The initial focus on strengthening the fight against the mosquito-borne virus would be in Tonga, Steven Ciobo, minister for the Pacific, said in a statement.
Australia would work with World Health Organization (WHO) officials and the Tongan government to control the mosquito population and increase access to testing, he said.
The tiny South Pacific island nation last week declared an outbreak of the Zika virus after five cases were confirmed and 259 suspected.
“Stopping the spread of Zika in the Pacific is essential to protecting Australia from the virus, which has seen a resurgence in our region,” Ciobo said.

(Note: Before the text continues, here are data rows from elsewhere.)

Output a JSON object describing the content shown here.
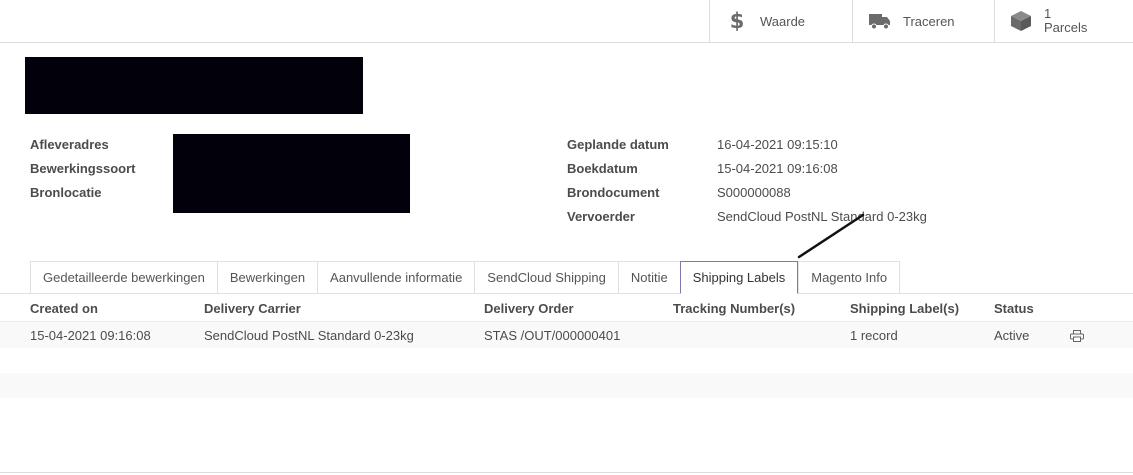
{
  "smart_buttons": {
    "waarde": "Waarde",
    "traceren": "Traceren",
    "parcels_count": "1",
    "parcels_label": "Parcels"
  },
  "fields_left": {
    "afleveradres": "Afleveradres",
    "bewerkingssoort": "Bewerkingssoort",
    "bronlocatie": "Bronlocatie"
  },
  "fields_right": [
    {
      "label": "Geplande datum",
      "value": "16-04-2021 09:15:10"
    },
    {
      "label": "Boekdatum",
      "value": "15-04-2021 09:16:08"
    },
    {
      "label": "Brondocument",
      "value": "S000000088"
    },
    {
      "label": "Vervoerder",
      "value": "SendCloud PostNL Standard 0-23kg"
    }
  ],
  "tabs": [
    "Gedetailleerde bewerkingen",
    "Bewerkingen",
    "Aanvullende informatie",
    "SendCloud Shipping",
    "Notitie",
    "Shipping Labels",
    "Magento Info"
  ],
  "active_tab": "Shipping Labels",
  "table": {
    "headers": [
      "Created on",
      "Delivery Carrier",
      "Delivery Order",
      "Tracking Number(s)",
      "Shipping Label(s)",
      "Status"
    ],
    "rows": [
      {
        "created_on": "15-04-2021 09:16:08",
        "carrier": "SendCloud PostNL Standard 0-23kg",
        "order": "STAS /OUT/000000401",
        "tracking": "",
        "labels": "1 record",
        "status": "Active"
      }
    ]
  },
  "colors": {
    "active_tab_border": "#7c7bad",
    "redaction": "#02010b"
  }
}
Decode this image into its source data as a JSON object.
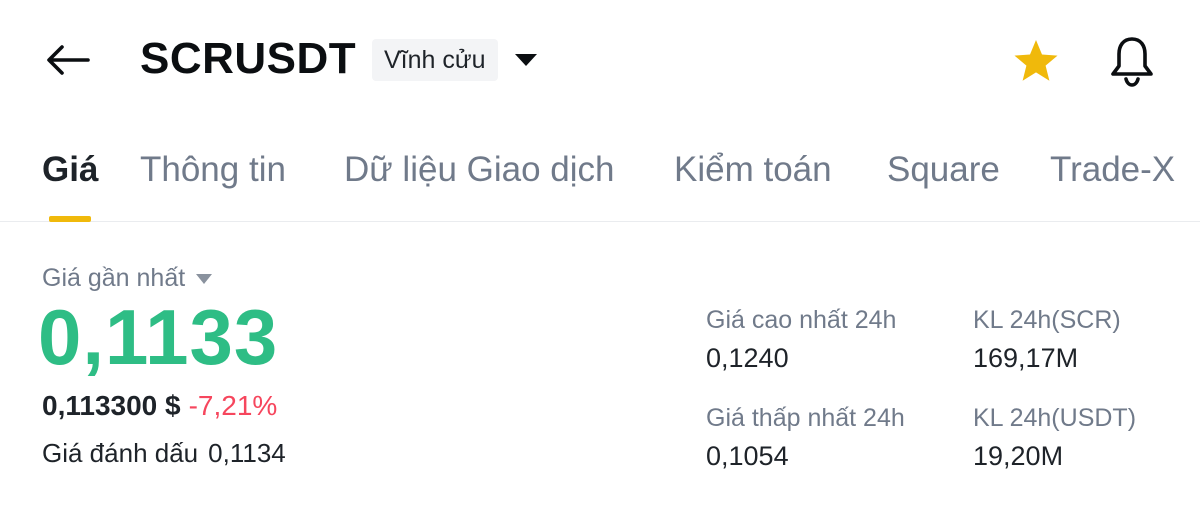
{
  "header": {
    "title": "SCRUSDT",
    "badge": "Vĩnh cửu",
    "icons": [
      "back-arrow-icon",
      "chevron-down-icon",
      "star-icon",
      "bell-icon"
    ],
    "favorite_color": "#F0B90B"
  },
  "tabs": [
    {
      "label": "Giá",
      "active": true
    },
    {
      "label": "Thông tin",
      "active": false
    },
    {
      "label": "Dữ liệu Giao dịch",
      "active": false
    },
    {
      "label": "Kiểm toán",
      "active": false
    },
    {
      "label": "Square",
      "active": false
    },
    {
      "label": "Trade-X",
      "active": false
    }
  ],
  "price": {
    "label": "Giá gần nhất",
    "last": "0,1133",
    "usd": "0,113300 $",
    "change": "-7,21%",
    "mark_label": "Giá đánh dấu",
    "mark_value": "0,1134",
    "up_color": "#2EBD85",
    "down_color": "#F6465D"
  },
  "stats": {
    "high": {
      "label": "Giá cao nhất 24h",
      "value": "0,1240"
    },
    "low": {
      "label": "Giá thấp nhất 24h",
      "value": "0,1054"
    },
    "vol_base": {
      "label": "KL 24h(SCR)",
      "value": "169,17M"
    },
    "vol_quote": {
      "label": "KL 24h(USDT)",
      "value": "19,20M"
    }
  }
}
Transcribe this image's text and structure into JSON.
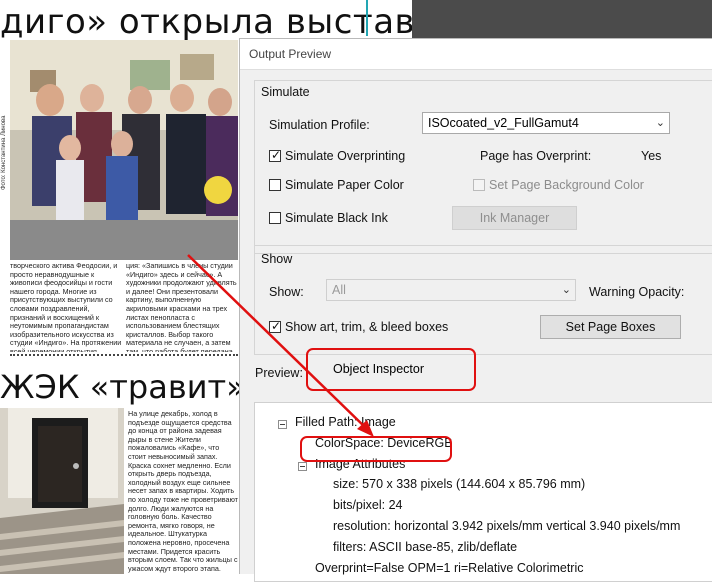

The WHO declared Zika an international health emergency last week, citing a "strongly suspected" relationship between the virus in pregnancy and microcephaly, a condition in which infants are born with abnormally small heads and can suffer developmental problems.
There is no vaccine available to combat the virus.
Some of Australia's aid would go to the WHO’s Zika Virus Action Plan for the Pacific to ensure a coordinated response, Ciobo added.
Until last week, Tonga had never had any confirmed cases of the Zika virus, its chief medical officer Dr. Reynold Ofanoa told Reuters, so it was likely brought into the country by an infected person and then spread by mosquitoes.
On Saturday, health authorities in the Australian state of Queensland confirmed that a child had contracted the virus after a family trip to the Pacific island of Samoa.
Queensland’s chief medical officer Jeanette Young said it was no surprise that the child contracted Zika in Samoa because it has existed in the Pacific “for decades”.
At the same time, Australia announced the expansion of its testing capabilities in northern Queensland where the Aedes aegypti mosquito, which can transmit the virus, are present.